Toward the end of his life, the Chevalier de Seingalt (1725−1798) wrote a long memoir recounting his life and adventures. The Chevalier was a somewhat controversial figure, but since he met many famous people, including kings and writers, his memoir has become a valuable historical source about European society in the eighteenth century. However, some critics have raised doubts about the accuracy of the memoir. They claim that the Chevalier distorted or invented many events in the memoir to make his life seem more exciting and glamorous than it really was.
For example, in his memoir the Chevalier claims that while living in Switzerland, he was very wealthy, and it is known that he spent a great deal of money there on parties and gambling. However, evidence has recently surfaced that the Chevalier borrowed considerable sums of money from a Swiss merchant. Critics thus argue that if the Chevalier had really been very rich, he would not have needed to borrow money.
Critics are also skeptical about the accuracy of the conversations that the Chevalier records in the memoir between himself and the famous writer Voltaire. No one doubts that the Chevalier and Voltaire met and conversed. However, critics complain that the memoir cannot possibly capture these conversations accurately, because it was written many years after the conversations occurred. Critics point out that it is impossible to remember exact phrases from extended conversations held many years earlier.

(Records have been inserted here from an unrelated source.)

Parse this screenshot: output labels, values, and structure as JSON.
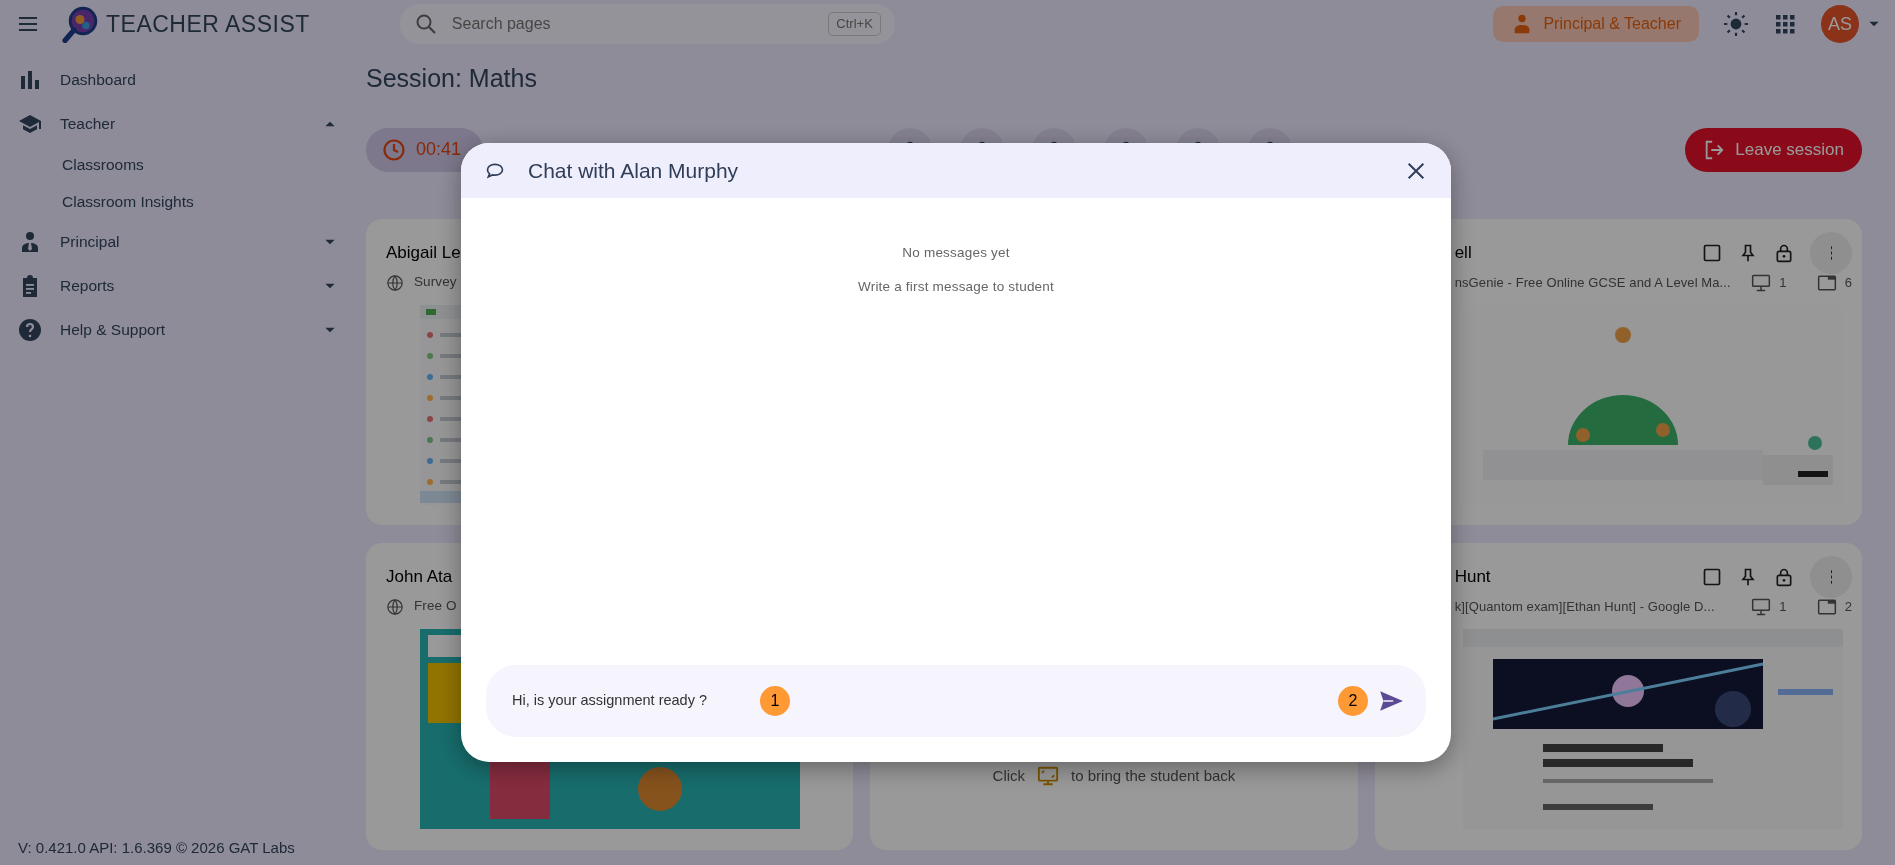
{
  "topbar": {
    "app_name": "TEACHER ASSIST",
    "search": {
      "placeholder": "Search pages",
      "shortcut": "Ctrl+K"
    },
    "role": "Principal & Teacher",
    "avatar": "AS"
  },
  "sidebar": {
    "items": [
      {
        "label": "Dashboard"
      },
      {
        "label": "Teacher",
        "expanded": true,
        "children": [
          {
            "label": "Classrooms"
          },
          {
            "label": "Classroom Insights"
          }
        ]
      },
      {
        "label": "Principal",
        "expanded": false
      },
      {
        "label": "Reports",
        "expanded": false
      },
      {
        "label": "Help & Support",
        "expanded": false
      }
    ]
  },
  "footer": {
    "text": "V: 0.421.0  API: 1.6.369  © 2026",
    "link": "GAT Labs"
  },
  "session": {
    "title": "Session: Maths",
    "timer": "00:41",
    "leave_button": "Leave session"
  },
  "cards": [
    {
      "kind": "student",
      "title": "Abigail Le",
      "subtitle": "Survey"
    },
    {
      "kind": "student",
      "title": "ell",
      "subtitle": "nsGenie - Free Online GCSE and A Level Ma...",
      "devices": "1",
      "tabs": "6"
    },
    {
      "kind": "student",
      "title": "John Ata",
      "subtitle": "Free O"
    },
    {
      "kind": "away",
      "hint_before": "Click",
      "hint_after": "to bring the student back"
    },
    {
      "kind": "student",
      "title": "Hunt",
      "subtitle": "k][Quantom exam][Ethan Hunt] - Google D...",
      "devices": "1",
      "tabs": "2"
    }
  ],
  "chat_dialog": {
    "title": "Chat with Alan Murphy",
    "empty_title": "No messages yet",
    "empty_hint": "Write a first message to student",
    "message_input": {
      "value": "Hi, is your assignment ready ?"
    },
    "markers": [
      "1",
      "2"
    ]
  }
}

Critics have also questioned the memoir's account of the Chevalier's escape from a notorious prison in Venice, Italy. He claims to have escaped the Venetian prison by using a piece of metal to make a hole in the ceiling and climbing through the roof. Critics claim that while such a daring escape makes for enjoyable reading, it is more likely that the Chevalier's jailers were bribed to free him. They point out that the Chevalier had a number of politically well-connected friends in Venice who could have offered a bribe.